Eighty-year-old Salama, or “Uncle Salama” as he likes to be called, is the owner of the dying house. With a warm smile and sincere welcomes, he greets people and would not start talking without offering them a cup of tea first.
Colours are what Salama’s life is all about since 1955. For 63 years, dying fabrics is the daily life routine of Salama. Despite the fact that he cannot read or write, Salama’s long expertise years, made him one of the best experts in matching colours, fabrics, and designs.
Salama is not the first owner of the dyehouse. It was originally established in 1901, and it was owned from one owner to another until he bought it.
“I started working here at the age of 17, and I learned everything I know on the hands of the house’s previous owner, whose name was Hanafy El-Za’abalawy,” he told Daily News Egypt.
Notably, the dyehouse is considered the oldest and currently, the only dyehouse in Cairo, yet not that commonly known, and it holds working artisans who are among some of the city’s hidden talents.
Despite the huge reduction in number of customers still want to hand-dye fabrics, Salama never thought of closing the place or change his career.
“There are still few people who still appreciate and cherish hand-dyed fabrics,” he explained.
According to him, hand-coloured textiles are much higher in quality than the manufactured ones, as “their colours are brighter, last longer, and much cheaper.”

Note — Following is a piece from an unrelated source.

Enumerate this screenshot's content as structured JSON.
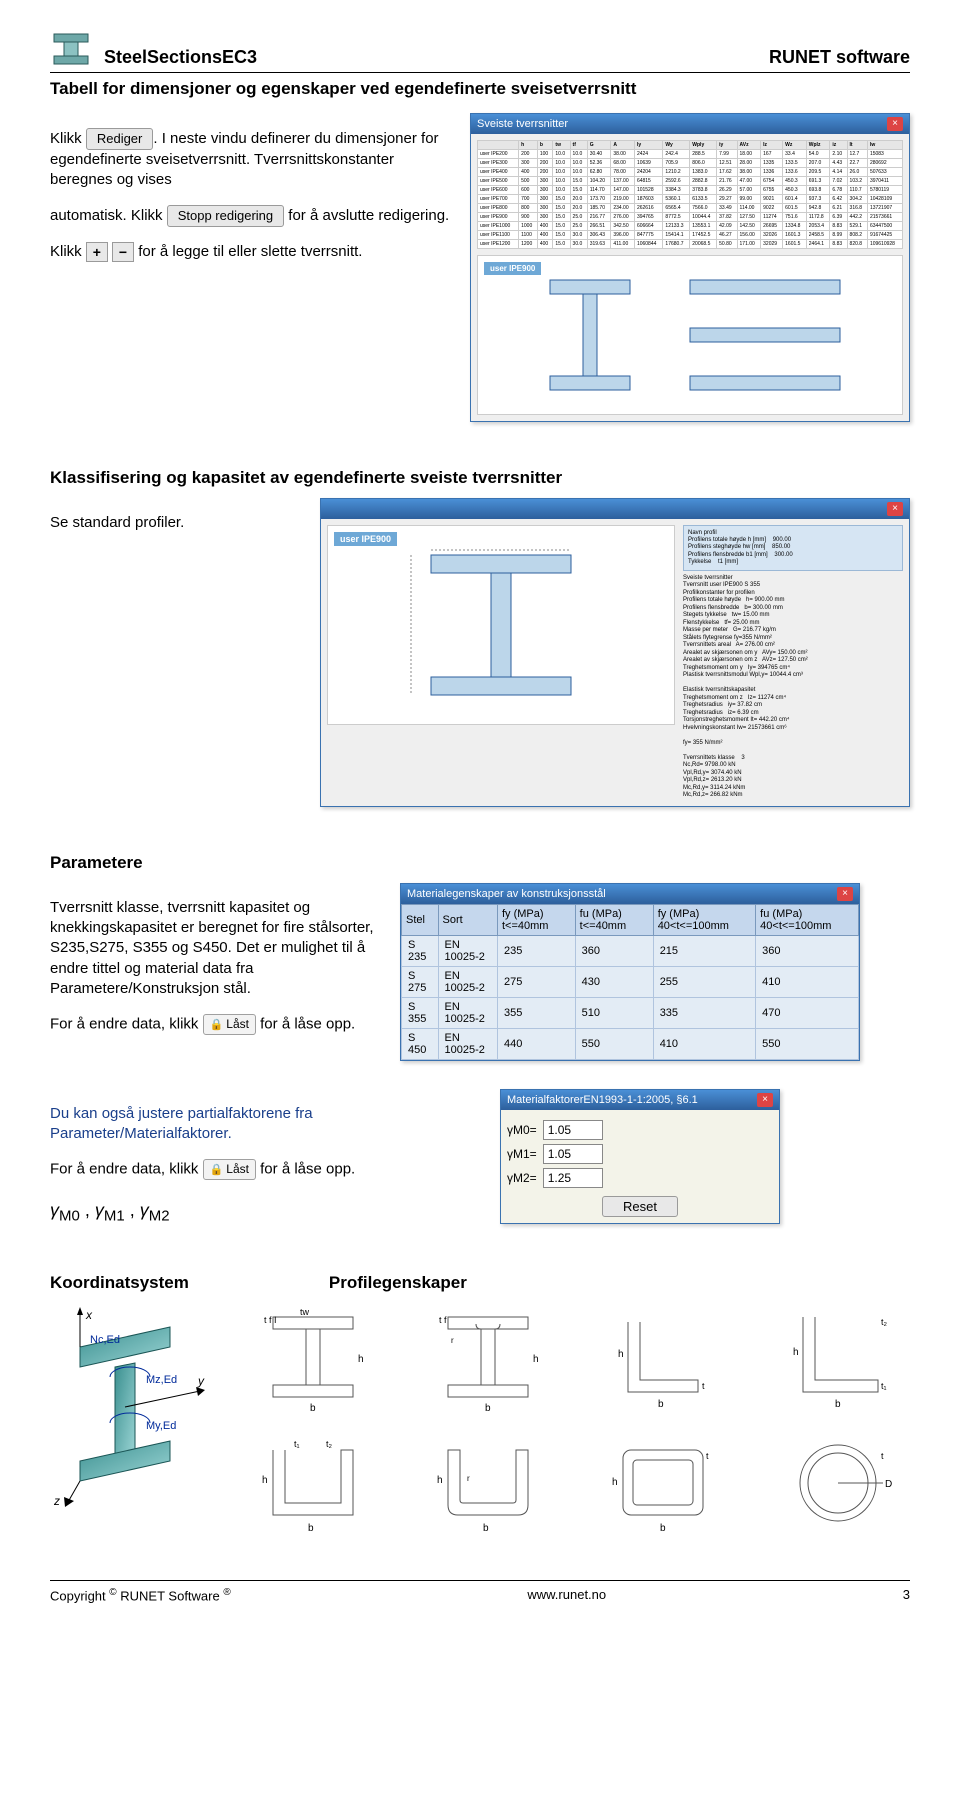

While dying fabrics, Salama makes sure to monitor the workers as they apply specific amount of dye, and sets them a specific timer, “few minutes more or less, turn the colour into a complete different pigment,” he added.
He also makes sure that all the used dying colours are natural, in order not to affect the quality of fabrics.
All photos taken by Doaa’ Nasr